Thereby, according to your question, noticing some sign of favoritism or partiality in the way parents treat their kids does not justify depriving the parents of their right to dutifulness. On the contrary, full respect and honor should be shown to both of them.

On the other hand, parents should treat their children fairly without any partiality or favoritism. Delving into the issue of showing favoritism in treating children, we would like to cite for you the following fatwa:

“The Prophet (peace and blessings be upon him) gives a general order to all Muslims: “Fear Allah and treat your children fairly.” In other words, he makes fair treatment of children part of being conscious of one’s duty toward Allah and fearing Him. In another hadith, it is related that the father of An-Nu`man ibn Bashir, a young Companion of the Prophet (peace and blessings be upon him) came to the Prophet (peace and blessings be upon him) and said: “I have
given a slave as a gift to this son of mine and I would like you to bear witness to that.” The Prophet (peace and blessings be upon him) asked: “Have you given all your children similar gifts?” When the father answered in the negative, the Prophet (peace and blessings be upon him) said: “Seek some other witness for your deed, because I do not witness injustice.”

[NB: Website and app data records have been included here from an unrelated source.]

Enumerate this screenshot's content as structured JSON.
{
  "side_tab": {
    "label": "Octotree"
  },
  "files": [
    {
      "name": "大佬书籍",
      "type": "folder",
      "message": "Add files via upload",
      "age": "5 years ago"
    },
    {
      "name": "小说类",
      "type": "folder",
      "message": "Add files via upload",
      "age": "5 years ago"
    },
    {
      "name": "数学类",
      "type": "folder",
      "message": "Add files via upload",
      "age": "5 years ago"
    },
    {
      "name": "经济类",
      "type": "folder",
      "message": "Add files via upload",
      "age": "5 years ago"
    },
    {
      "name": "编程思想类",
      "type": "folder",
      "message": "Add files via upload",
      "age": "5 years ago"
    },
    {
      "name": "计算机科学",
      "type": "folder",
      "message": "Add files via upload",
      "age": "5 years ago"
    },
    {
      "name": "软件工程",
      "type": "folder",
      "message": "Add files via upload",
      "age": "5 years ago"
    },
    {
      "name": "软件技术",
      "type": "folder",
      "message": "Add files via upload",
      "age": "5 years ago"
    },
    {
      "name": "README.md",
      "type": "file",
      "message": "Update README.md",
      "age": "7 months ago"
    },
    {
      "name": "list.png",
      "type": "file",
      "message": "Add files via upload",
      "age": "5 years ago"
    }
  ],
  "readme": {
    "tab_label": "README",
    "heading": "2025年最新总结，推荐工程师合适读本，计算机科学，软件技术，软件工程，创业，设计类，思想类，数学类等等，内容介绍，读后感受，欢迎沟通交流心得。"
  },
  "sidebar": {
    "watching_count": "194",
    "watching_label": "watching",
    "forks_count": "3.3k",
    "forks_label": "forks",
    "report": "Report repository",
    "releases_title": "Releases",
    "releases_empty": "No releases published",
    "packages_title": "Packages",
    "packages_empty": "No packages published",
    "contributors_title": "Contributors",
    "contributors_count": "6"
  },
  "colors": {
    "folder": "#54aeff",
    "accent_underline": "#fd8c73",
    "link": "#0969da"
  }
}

Based on this hadith, many scholars have ruled that it is forbidden for a father to give a gift to some of his children in a way that makes him prejudicial against others.
Thus, in the light of the above-mentioned facts, parents are urged not to deviate from the course of justice in dealing with their children; they should treat them fairly. This applies to every aspects of life, moral or material. It is not permissible for a father or a mother to give a child a preferential treatment to the detriment of others.
In some communities, sons are given preference over daughters. In Islam, this is not permissible. If parents provide their sons with a good standard of education they are supposed to provide their daughters with a similar standard of education. Similarly, if parents give a gift to one of the children, they should give similar gifts to the rest of the children, sons and daughters alike. Therefore, complete fairness and justice should be maintained among children.”